It is further readily appreciated by those of ordinary skill in the art that there is a maximum dosage of metformin that can be safely administered and that the method of the invention is intended to have as its upper percentage a dosage well within that maximum. While an approximately fifty percent excess is a preferred dosage of metformin for the present method, it is anticipated that the clinician will adjust the dosage depending on periodic determinations of the level of MG in the blood of the patient, and may lower it to a dosage close to or the same as the antihyperglycemic therapeutic level once it is determined that the plasma levels of MG has been reduced to a safe level. The method of the present invention is uniquely advantageous in that the dosage of metformin required to reduce the plasma level of MG encompasses the typical therapeutic range.

The method of the present invention is intended to be carried out primarily when a patient undergoing therapy with metformin is diagnosed as having an elevated plasma level of MG or of plasma or tissue proteins modified by MG. At such time, the dosage of metformin would be increased in accordance with the method of the invention to thereby reduce the level of MG back to a tolerable range. Alternatively, when factors such as the age and clinical profile of the patient indicate a propensity to high plasma levels of MG, the increased dosage of metformin according to the method of the invention would be administered routinely as a prophylaxis against the development of complications.

The method of the present invention is applicable to the administration of metformin by known routes of administration. However, as metformin is available commercially in the form of tablets, they would be the preferred mode of administration. Pharmaceutical tables containing metformin are prepared in accordance with accepted practices in the art utilizing inert pharmaceutical excipient materials approved for such use. Such tablets may contain any convenient dosage and may be single or double scored for ease of dosage adjustment by the patient in a given clinical situation.


1. A method of treating a patient having type 2 diabetes to prevent long term complications of the disease associated with elevated plasma levels of reactive &agr;-dicarbonyl precursors of advanced glycation end products comprising administering to said patient an amount of metformin from twenty-five to fifty percent in excess of the therapeutic anti-diabetic dosage for said patient thereby reducing the plasma levels of said precursors.

2. The method of claim 1, wherein the metformin is administered in at least twenty five percent excess of the therapeutic antidiabetic dosage.

3. The method of claim 1, wherein the metformin is administered in at least fifty percent excess of the therapeutic antidiabetic dosage.

4. The method of claim 1, wherein said reactive &agr;-dicarbonyl precursor is methylglyoxal.

5. The method of claim 1, wherein the patient manifests evidence of early diabetic nephropathy, retinopathy or atherosclerosis.

Referenced Cited
U.S. Patent Documents
3174901 March 1965 Stern et al.
Other references
  • Beisswenger et al., Diabetes, 48/1, pp. 198-202 (Jan., 1999) (abstract).*
  • Ruggiero-Lopez et al., Biochemical Pharmacology, 58/11, pp. 1765-1773 (Dec. 1, 1999)(abstract).*
  • Jyothirmayi et al., J. Cardiovascular Pharmacology and Therapeutics, 3(4), 319-326 (1998).*
  • Ruggiero et al., Diabetologia 40, suppl. 1, A310 (1997)(abstract).*
  • Tanaka et al., Current Therap.
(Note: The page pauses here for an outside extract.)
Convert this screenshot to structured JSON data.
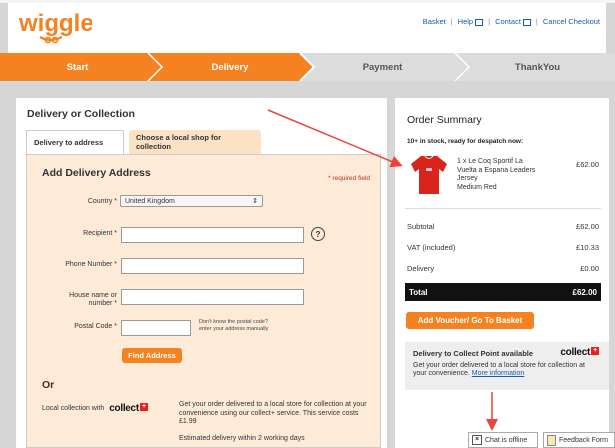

Res., 58(10), 693-697 (Oct. 1, 1997).
Patent History
Patent number: 6498193
Type: Grant
Filed: Dec 13, 2000
Date of Patent: Dec 24, 2002
Patent Publication Number: 20010031790
Assignee: Trustees of Dartmouth College (Hanover, NH)
Inventors: Paul J. Beisswenger (Hanover, NH), Benjamin S. Szwergold (Hanover, NH)
Primary Examiner: Phyllis G. Spivack
Attorney, Agent or Law Firm: Licata & Tyrrell P.C.
Application Number: 09/735,683
Current U.S. Class: Biguanides (i.e., N=c(-n)-n(n-)c=n) (514/635)
International Classification: A61K/31155;